We leave the rank of a soldier, where known, as the subject of his individual biographical sketch instead og the group plaque.


Leaders from the county miltias who fought at Kings Mountain range from clear to obscure. William Campbell of Washington Co VA, John Sevier of Washington Co NC, Isaac Shelby of Sullivan Co NC, and Benjamin Cleveland of Wilkes Co NC were the clear leaders who answered the alarm of Charles McDowell of Burke Co NC. Col James Williams was gathering remnants from Sumter’s SC militia and some NC recruits who joined the overmountain volunteers at Cowpens. Major Joseph Winston of Surry County NC reinforced Cleveland. Brandon, Lacey, and Graham (Hambright) rallied parts of their militias from Union Disctrict, York District and Old Tryon County. Some of Col Elijah Clarke’s Georgia refugee militia joined the fight. North Carolina lists so many officers at BKM that Cornwallis could have been overwhlemed and the war ended on 08Oct1780. For 900 soldiers, we limit the commanders to the ten most conspicuous and lump stragglers in with them. Where obvious, some majors and captains names are shown. Cammander has some geographical connotation though various individuals joined diffenerent units farther from home.

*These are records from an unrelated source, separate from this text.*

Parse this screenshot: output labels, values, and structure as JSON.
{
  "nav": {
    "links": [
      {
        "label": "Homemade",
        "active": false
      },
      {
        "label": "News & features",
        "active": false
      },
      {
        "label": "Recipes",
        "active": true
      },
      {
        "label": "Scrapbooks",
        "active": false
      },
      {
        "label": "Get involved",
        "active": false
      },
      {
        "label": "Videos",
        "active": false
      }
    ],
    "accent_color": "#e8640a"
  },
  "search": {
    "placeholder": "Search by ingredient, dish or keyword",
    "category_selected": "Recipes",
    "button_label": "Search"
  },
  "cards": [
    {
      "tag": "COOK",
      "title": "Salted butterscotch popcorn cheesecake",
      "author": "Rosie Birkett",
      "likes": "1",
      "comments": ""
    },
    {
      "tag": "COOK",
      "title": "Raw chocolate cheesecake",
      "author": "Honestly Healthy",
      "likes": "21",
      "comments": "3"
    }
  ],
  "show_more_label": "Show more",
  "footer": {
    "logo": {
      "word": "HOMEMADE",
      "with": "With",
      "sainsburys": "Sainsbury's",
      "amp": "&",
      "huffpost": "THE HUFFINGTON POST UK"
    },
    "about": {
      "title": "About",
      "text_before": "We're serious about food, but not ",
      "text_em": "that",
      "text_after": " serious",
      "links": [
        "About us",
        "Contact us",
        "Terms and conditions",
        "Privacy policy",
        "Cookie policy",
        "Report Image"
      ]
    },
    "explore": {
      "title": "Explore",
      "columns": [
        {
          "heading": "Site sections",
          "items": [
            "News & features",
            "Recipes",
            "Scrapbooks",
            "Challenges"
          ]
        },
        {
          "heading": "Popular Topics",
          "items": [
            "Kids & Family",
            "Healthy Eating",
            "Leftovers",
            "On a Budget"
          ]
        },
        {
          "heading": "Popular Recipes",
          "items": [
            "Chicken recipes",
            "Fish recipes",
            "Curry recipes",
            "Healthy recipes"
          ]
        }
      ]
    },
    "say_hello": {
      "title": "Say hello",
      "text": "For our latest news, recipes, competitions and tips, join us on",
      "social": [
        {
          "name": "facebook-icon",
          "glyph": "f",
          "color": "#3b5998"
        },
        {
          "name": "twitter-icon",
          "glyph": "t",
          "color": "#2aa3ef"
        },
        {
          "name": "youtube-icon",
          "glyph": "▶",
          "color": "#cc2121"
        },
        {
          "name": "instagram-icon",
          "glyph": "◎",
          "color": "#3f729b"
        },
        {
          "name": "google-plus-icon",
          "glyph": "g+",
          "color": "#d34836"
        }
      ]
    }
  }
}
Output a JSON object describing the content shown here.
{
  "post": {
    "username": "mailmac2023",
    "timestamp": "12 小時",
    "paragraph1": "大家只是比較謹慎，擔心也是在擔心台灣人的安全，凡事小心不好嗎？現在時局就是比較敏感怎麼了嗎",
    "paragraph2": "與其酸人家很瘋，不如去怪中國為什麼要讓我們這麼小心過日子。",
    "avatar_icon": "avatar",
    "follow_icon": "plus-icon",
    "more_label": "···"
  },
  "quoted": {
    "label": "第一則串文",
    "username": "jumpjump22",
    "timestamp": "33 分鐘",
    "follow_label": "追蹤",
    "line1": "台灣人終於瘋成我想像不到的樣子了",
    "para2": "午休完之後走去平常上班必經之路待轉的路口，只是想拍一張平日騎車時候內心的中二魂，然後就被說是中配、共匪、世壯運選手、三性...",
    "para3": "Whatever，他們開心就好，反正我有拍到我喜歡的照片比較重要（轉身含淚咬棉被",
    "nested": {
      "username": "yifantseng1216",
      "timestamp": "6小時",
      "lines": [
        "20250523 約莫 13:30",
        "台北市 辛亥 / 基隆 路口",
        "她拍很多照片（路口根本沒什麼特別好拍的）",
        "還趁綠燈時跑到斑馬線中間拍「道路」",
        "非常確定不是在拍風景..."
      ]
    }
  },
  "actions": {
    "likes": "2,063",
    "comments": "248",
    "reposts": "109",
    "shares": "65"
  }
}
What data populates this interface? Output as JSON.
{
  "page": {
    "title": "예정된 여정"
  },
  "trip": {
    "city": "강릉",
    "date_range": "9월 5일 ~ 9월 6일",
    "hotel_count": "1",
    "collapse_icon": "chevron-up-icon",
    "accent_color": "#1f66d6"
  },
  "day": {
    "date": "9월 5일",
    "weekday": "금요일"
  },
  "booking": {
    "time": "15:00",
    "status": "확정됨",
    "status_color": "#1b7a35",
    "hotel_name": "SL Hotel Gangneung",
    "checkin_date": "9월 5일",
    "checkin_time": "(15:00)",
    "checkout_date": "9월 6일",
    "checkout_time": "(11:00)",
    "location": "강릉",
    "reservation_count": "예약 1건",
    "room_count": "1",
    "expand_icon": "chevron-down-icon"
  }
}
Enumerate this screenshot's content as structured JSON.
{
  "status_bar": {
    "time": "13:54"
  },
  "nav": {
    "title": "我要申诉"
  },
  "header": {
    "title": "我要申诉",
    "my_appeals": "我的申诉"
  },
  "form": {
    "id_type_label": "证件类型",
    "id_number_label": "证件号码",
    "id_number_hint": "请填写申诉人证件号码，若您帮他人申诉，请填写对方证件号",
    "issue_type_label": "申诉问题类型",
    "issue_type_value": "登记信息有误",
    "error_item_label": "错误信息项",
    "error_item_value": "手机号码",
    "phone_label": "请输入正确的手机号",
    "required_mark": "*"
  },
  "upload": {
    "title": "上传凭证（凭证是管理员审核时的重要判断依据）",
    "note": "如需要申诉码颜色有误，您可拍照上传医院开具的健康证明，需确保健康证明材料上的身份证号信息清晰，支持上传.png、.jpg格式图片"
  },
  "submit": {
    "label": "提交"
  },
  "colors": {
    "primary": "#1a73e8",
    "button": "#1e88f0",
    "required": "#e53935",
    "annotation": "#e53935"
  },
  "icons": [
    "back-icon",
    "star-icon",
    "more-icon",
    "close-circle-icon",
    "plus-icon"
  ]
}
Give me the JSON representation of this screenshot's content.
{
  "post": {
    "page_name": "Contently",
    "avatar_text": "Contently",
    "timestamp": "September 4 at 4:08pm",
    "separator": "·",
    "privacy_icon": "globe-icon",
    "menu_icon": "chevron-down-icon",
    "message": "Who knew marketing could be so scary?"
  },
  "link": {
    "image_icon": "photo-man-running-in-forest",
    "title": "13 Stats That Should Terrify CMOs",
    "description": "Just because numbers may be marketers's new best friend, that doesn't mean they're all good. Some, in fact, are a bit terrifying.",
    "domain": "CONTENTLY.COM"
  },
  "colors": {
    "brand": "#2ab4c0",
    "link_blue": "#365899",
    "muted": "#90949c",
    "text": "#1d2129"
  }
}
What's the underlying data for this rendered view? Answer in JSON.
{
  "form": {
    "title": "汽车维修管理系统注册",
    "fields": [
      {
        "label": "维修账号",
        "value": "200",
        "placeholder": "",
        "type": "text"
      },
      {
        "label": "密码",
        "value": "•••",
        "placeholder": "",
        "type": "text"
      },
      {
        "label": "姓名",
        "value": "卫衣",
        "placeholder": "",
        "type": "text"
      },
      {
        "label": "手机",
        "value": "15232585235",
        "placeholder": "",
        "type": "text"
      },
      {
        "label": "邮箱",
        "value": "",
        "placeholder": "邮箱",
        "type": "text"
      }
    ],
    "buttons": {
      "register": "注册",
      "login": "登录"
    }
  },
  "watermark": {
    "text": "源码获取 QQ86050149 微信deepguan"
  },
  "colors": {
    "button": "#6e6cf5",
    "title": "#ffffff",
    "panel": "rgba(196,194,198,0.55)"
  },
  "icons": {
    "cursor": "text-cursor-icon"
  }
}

A souce of evidence for calling a person a casualty of the Battle of Kings Mountain is shown. Federal Pension Application (FPA) file numbers, South Carolina audited accounts provided by Bobby Moss, Draper’s, White’s, and Summers’ books are a starting point. The FPA, for those who had them is the nearest to a serial number and DD214 which has been passed along to us. Much of the evidence is conflicting. We honor the reader’s opinion to refute the dominant conclusion regarding any individual.